[[From the Desk of Jennifer Marlow]]
My homeroom teacher is a boss. He’s got the swagger. He’s got the cool, stoic, and collected personality. And he’s also got 37 seventh grade children to maintain.
One of the consistent goals of my time here at Dandelion thus far is to get to know my homeroom teacher. I respect him. He seems like a dedicated homeroom teacher and sincere person. At the end of every class day, after 9 o’clock at night when I’ve finished teaching the last culture class, he’s waiting outside the classroom to have one last talk with the students before dismissing them for the day, making sure that they know what homework assignments and subjects they should be studying for.
Watching him coach kids at basketball is really sweet and it’s clear that he puts a lot of energy into the students. Yesterday, even though he told me that he dislikes playing basketball, he stood in the middle of a huddle of seventh grade boys intensely demonstrating to them how to make better plays. After the championship match, when our class lost by a mere three points, he went off campus and came back with watermelon he bought out of his own pocket for all the students.
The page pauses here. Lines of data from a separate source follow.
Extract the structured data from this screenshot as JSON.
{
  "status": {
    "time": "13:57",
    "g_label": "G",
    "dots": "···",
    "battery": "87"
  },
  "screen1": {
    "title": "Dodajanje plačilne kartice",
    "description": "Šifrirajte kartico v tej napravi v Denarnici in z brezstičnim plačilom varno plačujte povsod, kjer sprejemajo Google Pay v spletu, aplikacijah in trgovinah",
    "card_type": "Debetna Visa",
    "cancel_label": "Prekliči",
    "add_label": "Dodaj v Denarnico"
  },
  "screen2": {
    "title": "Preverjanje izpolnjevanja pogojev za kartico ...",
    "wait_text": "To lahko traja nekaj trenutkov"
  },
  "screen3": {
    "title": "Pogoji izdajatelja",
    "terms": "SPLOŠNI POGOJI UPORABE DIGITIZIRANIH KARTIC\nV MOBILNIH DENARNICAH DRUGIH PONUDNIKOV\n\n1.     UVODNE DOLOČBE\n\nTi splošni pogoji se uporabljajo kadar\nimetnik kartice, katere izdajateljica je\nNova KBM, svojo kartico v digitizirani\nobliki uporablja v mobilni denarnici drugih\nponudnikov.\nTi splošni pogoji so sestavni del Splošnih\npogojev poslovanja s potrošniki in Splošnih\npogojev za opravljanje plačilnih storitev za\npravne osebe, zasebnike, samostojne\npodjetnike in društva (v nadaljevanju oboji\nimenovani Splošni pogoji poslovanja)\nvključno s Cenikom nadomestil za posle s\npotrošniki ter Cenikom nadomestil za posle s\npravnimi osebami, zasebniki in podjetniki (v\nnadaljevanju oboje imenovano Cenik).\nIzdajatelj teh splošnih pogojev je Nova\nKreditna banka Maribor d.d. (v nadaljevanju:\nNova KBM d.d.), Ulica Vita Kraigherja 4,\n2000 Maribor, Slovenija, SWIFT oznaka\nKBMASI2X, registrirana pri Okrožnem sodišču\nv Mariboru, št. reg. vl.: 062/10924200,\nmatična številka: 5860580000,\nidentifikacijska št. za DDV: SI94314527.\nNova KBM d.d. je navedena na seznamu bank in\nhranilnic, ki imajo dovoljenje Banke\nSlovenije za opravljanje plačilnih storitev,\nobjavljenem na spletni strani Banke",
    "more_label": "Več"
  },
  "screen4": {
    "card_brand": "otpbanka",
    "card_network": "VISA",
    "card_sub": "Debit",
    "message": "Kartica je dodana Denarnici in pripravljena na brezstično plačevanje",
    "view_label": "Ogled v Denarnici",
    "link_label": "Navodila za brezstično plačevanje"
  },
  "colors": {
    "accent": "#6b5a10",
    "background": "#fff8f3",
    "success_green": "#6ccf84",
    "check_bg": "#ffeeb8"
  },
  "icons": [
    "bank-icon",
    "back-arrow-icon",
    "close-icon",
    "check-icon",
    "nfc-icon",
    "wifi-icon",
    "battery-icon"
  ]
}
Still, I am a long way from accomplishing this goal. There’s often a sense of discomfort and many awkward silences. When I first arrived I would be excited at even the briefest of cordial conversations. I was nervous, and honestly often still am.
Recently the entire seventh grade went on their spring field trip to YuanMingYuan. On the way there during the two hour bus ride I sat with our English teacher (for classes 7-3 and 7-4) and had some really great conversation. For the ride back I slipped into my seat, expecting the seating arrangement to be the same, but somehow my homeroom teacher ended up sitting next to me.
For a few moments we awkwardly sat next to each other and I was tempted to feign sleep—or better yet actually sleep—for the rest of the bus ride. Instead, we struck up a conversation. Both of us were struggling to find a topic, but we were both attempting to make a connection, even when it was clear that we had little overlap in life experience. By the end of the conversation we had covered a wide array of topics, ranging from life in Beijing and road traffic, to policies of the United States military and gun control. We made comparisons between the cities in the United States and Beijing, and brought up topics that seemed relevant to the other person in order to communicate better.
Even though there has been significant progress in our dynamic, there remains lots of distance and awkwardness. But I think there’s understanding and familiarity that is different from before.
I really believe that there are things that I can learn from my home room teacher, both about teaching and life at Dandelion School. Even though it may be difficult at times, I want to continue taking opportunities to get to know him and the other teachers.